Families of at least nine victims of the mass shooting at Sandy Hook Elementary in Newtown, Connecticut, filed a lawsuit on Monday seeking monetary, punitive damages and injunctive relief against the manufacturer of the rifle allegedly used in the shooting.
The wrongful death lawsuit claims that Bushmaster Firearms International, Remington Outdoor Company which owns Bushmaster, Camfour a distributor of Bushmaster products and Riverview Gun Sales, the gun shop that sold the rifle to the mother of the shooter, Nancy Lanza, “knew, or should have known” that the AR-15 “posed an unreasonable and egregious risk of physical injury to others.”
“As a result of selling AR-15s to the civilian market, individuals unfit to operate these weapons gain access to them… Despite that knowledge, defendants continue to sell the XM15-E52 rifle to the civilian market,” states the claim.
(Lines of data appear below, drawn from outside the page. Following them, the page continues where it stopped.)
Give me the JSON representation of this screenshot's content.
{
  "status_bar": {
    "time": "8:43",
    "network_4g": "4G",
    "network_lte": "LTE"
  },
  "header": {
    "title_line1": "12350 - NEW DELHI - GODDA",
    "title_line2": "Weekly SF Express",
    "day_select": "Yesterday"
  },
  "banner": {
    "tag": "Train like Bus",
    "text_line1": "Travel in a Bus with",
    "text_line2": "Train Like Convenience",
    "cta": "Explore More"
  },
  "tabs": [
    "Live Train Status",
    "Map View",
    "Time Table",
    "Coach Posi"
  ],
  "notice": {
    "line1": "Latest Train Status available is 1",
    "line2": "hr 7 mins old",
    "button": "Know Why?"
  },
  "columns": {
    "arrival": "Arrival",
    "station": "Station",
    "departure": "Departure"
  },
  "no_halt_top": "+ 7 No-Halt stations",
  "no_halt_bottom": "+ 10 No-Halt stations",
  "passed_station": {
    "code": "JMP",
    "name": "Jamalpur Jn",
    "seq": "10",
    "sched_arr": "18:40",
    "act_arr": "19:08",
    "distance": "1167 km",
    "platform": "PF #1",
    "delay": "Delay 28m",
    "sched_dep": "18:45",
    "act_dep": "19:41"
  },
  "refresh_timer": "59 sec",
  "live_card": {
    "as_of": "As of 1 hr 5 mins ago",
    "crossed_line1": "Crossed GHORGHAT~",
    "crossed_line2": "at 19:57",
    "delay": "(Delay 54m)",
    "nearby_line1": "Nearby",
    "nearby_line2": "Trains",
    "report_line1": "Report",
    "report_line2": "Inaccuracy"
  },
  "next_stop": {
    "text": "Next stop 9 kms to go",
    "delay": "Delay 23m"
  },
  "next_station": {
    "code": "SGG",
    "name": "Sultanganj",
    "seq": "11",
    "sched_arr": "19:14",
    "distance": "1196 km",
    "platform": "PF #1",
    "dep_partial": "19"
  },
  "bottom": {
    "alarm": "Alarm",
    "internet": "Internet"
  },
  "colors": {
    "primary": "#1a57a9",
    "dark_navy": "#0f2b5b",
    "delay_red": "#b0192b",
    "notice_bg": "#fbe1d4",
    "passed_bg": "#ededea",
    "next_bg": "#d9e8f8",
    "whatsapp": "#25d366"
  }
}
Drawing a comparison to how the military monitors the use and storage of the M16, an attorney for the family argued that there are no institutional requirements regulating the public’s use and storage of the AR-15.
“There is so much ample evidence of the inability of the civilian world to control these weapons, that it is no longer reasonable to entrust them to for that purpose,” Attorney Joshua Koskoff told the Wall Street Journal.
Meanwhile, the firearms industry trade association said that the lawsuit was without merit.
“It’s exactly the kind of lawsuit the Protection of Lawful Commerce in Arms Act was designed to stop,” said Lawrence Keane, senior vice president and general counsel of the National Shooting Sports Foundation.
“Millions of people own them and do use them every day for lawful purposes,” added Keane.
A spokesman for Remington declined to comment on the case but according to a 2013 Washington Times article, George Kollitides, the chief executive of Remington, said that perpetrator of the act, Adam Lanza, was responsible for the shooting, not the rifle. “Any kind of instrument in the wrong hands can be put to evil use,” he said.